I agree that annuities can play a key role in ensuring you do not run out of money, they also give many people the piece of mind to go ahead and spend their funds. The key is determining the proper split between annuities and RIFs and ensuring the annuities are set up properly to ensure your spouses income needs are taken care of should you pass away and all your other goals, such as inheritance for children and also not compromized while maximizing your income stream. You have to be careful whose advice you listen too because investment sales people rarely suggest annuities because they don’t sell them and can’t get paid for it, and insurance sales people often suggest only insurance products with no other investments for the same reasons. A one time consultaion with a fee only financial planner, or working with a full service broker who can sell both insurance and investment products can often result in better advice.
For the younger among us, we need to prepare for a LONG withdrawal period, perhaps undefined. That is why I recommend building an “infinite” portfolio. On the other hand, I believe the whole idea of retirement is going to go out the window. Instead of working 40 hrs a week, quitting, and spending the rest of your time watching your grass grow or playing golf, I submit that there will be a blurred line between working for a wage, free-lance/entrepreneurship, and plain old vacationing. It’s ok, it will be a good change 🙂
I hear people in their forties and early fifties joking about how they will never be able to retire, especially after their RRSPs were affected by the economic downturn. Many people are sticking it out a little longer these days in their jobs, and I see this trend continuing for quite a while. I agree that people will continue to be involved in some time of work even after they have stopped working full time, whether it is freelance projects or part time opportunities.
Perfect and totally agree:
“The best way to use RRSPs in your favour is to put the money into the RRSP when you are in a higher marginal tax rate and take the money out when you are in a lower marginal tax rate.”

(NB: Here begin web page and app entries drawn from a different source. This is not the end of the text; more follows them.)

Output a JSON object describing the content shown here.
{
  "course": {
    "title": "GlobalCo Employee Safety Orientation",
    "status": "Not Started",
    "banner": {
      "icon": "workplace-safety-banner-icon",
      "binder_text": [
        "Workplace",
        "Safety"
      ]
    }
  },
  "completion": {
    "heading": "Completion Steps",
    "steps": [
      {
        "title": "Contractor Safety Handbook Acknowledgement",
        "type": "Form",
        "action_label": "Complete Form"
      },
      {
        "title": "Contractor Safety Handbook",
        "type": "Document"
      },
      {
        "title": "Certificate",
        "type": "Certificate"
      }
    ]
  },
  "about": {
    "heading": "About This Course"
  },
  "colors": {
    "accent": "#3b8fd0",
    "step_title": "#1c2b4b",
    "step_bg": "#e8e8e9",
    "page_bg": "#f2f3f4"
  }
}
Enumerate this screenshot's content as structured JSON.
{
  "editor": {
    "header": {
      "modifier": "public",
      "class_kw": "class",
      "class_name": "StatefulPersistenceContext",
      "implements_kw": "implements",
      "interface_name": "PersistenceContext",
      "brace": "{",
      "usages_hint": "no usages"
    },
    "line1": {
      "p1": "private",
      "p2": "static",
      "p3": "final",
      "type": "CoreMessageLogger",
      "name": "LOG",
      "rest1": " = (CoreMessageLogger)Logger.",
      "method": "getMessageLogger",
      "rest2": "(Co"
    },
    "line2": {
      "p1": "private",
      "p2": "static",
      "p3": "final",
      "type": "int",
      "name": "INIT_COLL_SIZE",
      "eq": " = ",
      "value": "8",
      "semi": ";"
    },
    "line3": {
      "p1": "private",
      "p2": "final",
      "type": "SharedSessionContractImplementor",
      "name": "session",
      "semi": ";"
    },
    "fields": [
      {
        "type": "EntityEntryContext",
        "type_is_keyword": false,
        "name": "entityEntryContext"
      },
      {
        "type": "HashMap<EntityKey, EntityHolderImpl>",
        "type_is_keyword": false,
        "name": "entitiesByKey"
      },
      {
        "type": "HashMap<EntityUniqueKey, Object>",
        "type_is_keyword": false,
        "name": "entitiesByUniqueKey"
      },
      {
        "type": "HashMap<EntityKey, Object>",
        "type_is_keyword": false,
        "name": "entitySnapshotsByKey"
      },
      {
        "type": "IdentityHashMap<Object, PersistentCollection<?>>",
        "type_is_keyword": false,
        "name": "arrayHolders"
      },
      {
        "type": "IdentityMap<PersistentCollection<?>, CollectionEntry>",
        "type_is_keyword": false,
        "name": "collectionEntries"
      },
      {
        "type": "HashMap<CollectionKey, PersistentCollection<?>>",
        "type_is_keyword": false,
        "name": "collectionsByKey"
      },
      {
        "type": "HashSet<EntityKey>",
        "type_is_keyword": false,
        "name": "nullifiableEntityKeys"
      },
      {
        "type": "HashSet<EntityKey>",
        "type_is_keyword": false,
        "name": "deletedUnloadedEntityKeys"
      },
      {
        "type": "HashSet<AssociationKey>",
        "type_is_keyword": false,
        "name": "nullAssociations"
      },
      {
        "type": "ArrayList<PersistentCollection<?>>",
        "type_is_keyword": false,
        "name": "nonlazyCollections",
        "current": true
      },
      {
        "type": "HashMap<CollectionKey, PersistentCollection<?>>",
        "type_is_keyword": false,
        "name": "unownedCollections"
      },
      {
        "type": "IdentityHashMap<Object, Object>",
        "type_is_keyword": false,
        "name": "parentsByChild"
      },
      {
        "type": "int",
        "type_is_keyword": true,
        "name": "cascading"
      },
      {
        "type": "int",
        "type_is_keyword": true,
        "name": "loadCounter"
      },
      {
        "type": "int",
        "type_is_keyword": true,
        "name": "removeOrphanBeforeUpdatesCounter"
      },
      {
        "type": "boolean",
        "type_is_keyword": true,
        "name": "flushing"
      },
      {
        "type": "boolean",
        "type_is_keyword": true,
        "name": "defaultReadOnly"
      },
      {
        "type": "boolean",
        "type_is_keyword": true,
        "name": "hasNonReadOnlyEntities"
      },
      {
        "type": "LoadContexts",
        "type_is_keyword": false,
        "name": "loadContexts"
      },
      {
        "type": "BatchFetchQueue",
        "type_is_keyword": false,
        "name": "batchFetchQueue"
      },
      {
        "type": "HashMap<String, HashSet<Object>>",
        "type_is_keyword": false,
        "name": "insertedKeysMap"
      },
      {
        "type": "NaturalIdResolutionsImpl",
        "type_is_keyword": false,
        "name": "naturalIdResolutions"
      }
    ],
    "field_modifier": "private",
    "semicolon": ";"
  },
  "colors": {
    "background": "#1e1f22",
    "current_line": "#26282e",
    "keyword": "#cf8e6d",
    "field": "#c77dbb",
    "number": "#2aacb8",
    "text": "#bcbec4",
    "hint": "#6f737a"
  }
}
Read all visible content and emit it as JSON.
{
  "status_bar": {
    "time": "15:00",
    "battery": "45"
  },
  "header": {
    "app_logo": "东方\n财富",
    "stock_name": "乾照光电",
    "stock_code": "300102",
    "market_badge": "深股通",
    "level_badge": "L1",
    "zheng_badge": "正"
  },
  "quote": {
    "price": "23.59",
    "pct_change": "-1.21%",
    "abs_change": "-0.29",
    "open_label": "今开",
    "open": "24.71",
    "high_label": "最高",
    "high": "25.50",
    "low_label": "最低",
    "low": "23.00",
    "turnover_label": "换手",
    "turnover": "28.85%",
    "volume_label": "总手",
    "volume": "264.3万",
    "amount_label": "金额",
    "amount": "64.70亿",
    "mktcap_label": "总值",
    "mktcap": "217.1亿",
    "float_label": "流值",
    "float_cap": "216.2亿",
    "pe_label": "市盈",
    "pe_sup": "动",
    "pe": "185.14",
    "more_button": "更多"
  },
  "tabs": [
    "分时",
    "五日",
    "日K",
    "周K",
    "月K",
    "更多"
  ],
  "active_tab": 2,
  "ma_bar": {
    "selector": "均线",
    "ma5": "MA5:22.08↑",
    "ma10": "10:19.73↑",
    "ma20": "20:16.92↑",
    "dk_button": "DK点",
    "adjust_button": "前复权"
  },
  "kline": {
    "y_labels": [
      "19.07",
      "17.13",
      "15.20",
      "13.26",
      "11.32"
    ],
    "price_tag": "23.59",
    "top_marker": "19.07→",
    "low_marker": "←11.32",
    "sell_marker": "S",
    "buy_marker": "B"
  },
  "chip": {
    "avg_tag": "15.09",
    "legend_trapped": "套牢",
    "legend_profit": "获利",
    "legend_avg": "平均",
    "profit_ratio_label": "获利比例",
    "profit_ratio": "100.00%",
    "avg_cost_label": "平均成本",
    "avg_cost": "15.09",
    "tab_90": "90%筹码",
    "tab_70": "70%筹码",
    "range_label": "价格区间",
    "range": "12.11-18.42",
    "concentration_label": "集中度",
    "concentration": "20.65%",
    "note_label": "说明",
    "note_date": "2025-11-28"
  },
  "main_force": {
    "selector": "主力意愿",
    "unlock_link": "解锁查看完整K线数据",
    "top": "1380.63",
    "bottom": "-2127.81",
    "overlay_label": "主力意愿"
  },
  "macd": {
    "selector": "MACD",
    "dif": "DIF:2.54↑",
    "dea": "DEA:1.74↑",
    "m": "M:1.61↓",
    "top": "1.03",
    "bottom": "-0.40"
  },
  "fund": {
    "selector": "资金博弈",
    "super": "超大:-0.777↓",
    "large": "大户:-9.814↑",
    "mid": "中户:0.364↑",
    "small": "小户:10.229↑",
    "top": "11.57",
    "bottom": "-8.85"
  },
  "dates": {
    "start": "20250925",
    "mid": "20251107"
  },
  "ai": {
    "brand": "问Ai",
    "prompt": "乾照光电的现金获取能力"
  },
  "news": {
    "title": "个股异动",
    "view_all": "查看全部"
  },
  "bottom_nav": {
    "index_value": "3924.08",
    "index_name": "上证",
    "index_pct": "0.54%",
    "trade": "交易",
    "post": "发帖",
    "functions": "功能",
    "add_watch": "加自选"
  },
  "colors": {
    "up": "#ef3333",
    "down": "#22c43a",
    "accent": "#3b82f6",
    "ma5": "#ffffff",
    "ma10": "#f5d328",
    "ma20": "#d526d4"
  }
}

RRSP, and by the way all other RRIF, TFSA are a fraud. It’s a scheme imagined by bankers and the politicians in their payroll to keep us in perpetual poverty, trying to fool ourselves how to find the best ways to pay less taxes. The game is rigged. Whatever you do -if you put your money into these ponzi-schemes- will not help to escape the trap set up by these people. If you think about it, the real inflation rate of necessities -Food and energy- is well above the official figure. So, taking that into account, plus the threat of increased tax rate down the line, makes pouring your hard earned money into those accounts an act of self destruction. Last thing, if you think the billions poured by people into those type of accounts are still there, waiting of them to retire, you are a complete fool. The money is gone. Canadian banks have been bailed out by taxpayers money to the tune of 114 billions so far, that’s the official figure available. They expect new contributors-or fools- to give them fresh money, so they can pay those who withdraw their money today. This is the definition of Ponzi-scheme. How long this can last, nobody knows, but it will end one day, and there will be a lot of unhappy people that day.
Agreed that the RRSP/RRIF is somewhat of a fraud, as investors are blinded by the illusion of a tax refund due to a lack of understanding of the difference between after tax funds (in your pocket) and before tax funds (in your RRSP/RRIF). I can give you an illustration where cash in a sock under your mattress outperforms the RRSP, for the foolish and uninitiated who choose to squander their tax refund.
The TFSA on the other hand works exactly as advertised.
So what in your opinion is the preferred alternative?
I have a question for you. Could you please tell me if I take money from my RSP and put it in my spouse RSP does that reduce my income for GIS calculation purposes?